[WHAT IS NEEDED] Return each line of the entries that mentions the word "labels".

[Interface dataset entries]
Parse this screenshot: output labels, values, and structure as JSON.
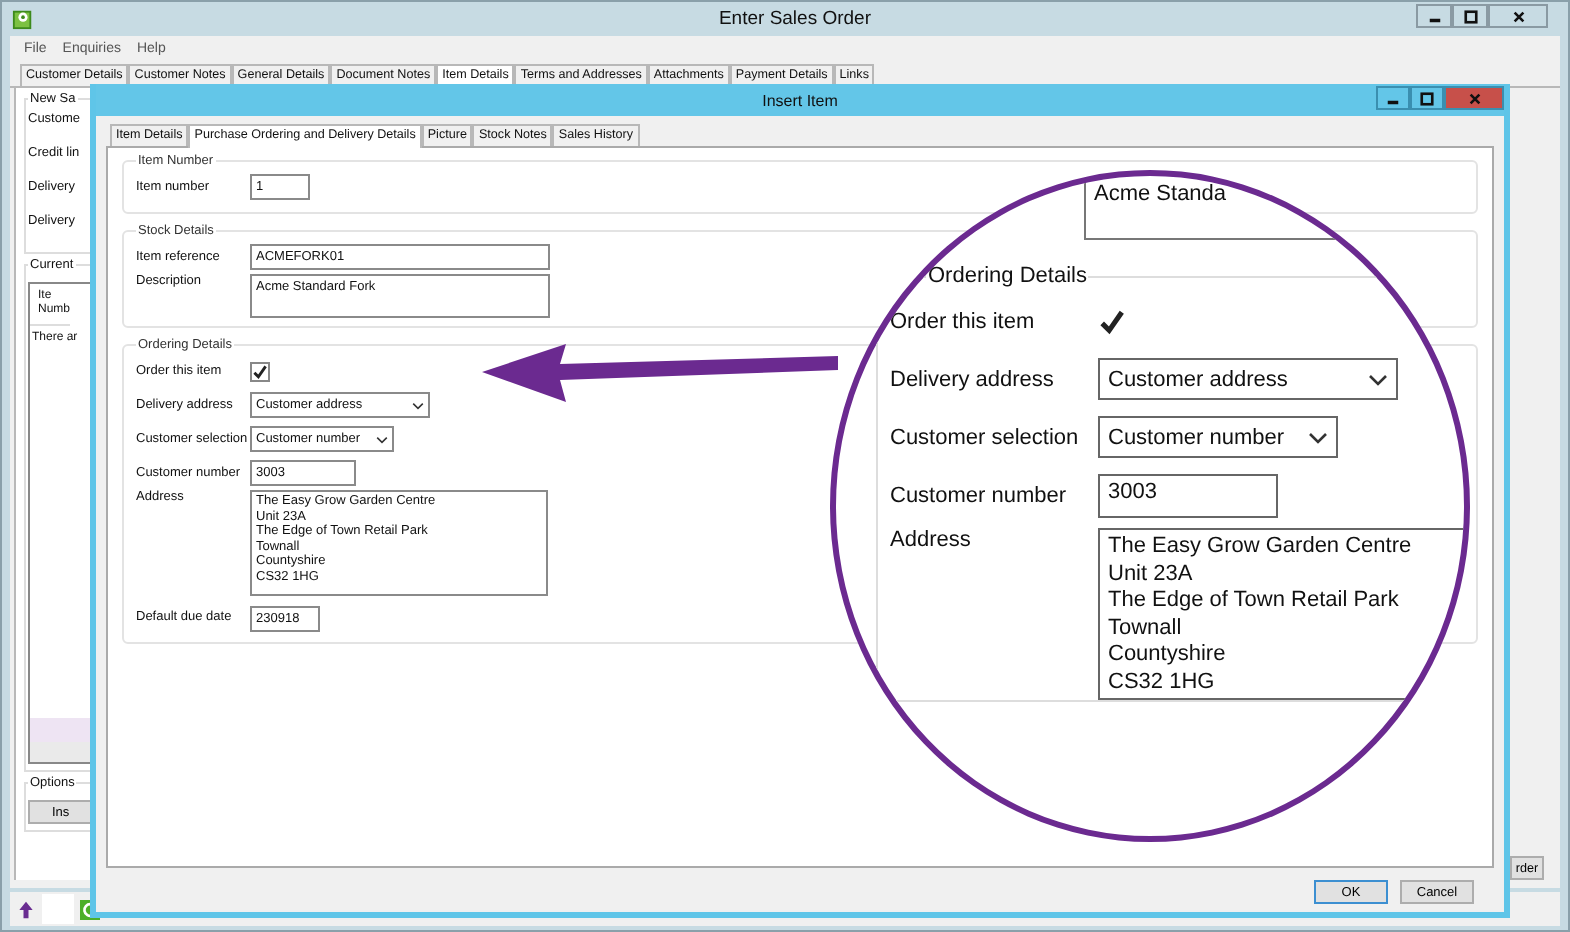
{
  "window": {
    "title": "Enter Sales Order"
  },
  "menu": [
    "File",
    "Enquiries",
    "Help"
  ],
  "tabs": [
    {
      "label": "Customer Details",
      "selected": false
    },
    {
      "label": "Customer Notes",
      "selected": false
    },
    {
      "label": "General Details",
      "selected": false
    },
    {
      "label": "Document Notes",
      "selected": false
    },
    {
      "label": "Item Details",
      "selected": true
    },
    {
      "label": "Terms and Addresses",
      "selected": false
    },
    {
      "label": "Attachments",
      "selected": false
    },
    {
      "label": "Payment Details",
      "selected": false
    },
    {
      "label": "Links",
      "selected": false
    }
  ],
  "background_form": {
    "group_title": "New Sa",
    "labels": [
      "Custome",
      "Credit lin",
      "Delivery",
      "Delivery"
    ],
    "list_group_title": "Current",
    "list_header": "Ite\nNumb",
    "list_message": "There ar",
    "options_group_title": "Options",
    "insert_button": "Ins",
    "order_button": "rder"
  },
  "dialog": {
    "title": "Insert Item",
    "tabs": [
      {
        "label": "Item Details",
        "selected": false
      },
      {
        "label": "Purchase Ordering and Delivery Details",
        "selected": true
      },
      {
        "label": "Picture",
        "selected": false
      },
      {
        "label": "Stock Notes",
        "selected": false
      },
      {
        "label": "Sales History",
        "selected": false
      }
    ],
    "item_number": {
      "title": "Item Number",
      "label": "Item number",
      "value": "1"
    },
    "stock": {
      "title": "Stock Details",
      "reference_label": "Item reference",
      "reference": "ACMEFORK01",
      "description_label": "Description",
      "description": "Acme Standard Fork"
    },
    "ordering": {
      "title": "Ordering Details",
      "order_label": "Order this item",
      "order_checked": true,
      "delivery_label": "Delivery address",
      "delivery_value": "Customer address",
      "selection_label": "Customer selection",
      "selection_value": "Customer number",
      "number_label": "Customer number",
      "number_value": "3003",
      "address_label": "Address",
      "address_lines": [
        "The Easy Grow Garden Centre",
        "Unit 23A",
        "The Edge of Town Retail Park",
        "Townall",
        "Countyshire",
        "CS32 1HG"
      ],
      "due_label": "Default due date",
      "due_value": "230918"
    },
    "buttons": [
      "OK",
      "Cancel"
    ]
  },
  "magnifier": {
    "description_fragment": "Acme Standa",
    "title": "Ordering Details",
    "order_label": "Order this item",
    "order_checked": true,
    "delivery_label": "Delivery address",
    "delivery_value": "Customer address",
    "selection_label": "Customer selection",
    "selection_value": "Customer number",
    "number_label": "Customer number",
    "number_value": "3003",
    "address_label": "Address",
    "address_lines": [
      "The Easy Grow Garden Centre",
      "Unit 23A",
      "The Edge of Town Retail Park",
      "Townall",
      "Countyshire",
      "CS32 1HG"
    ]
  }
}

[RESPONSE TO THIS TASK]
Parse this screenshot: output labels, values, and structure as JSON.
    "labels": [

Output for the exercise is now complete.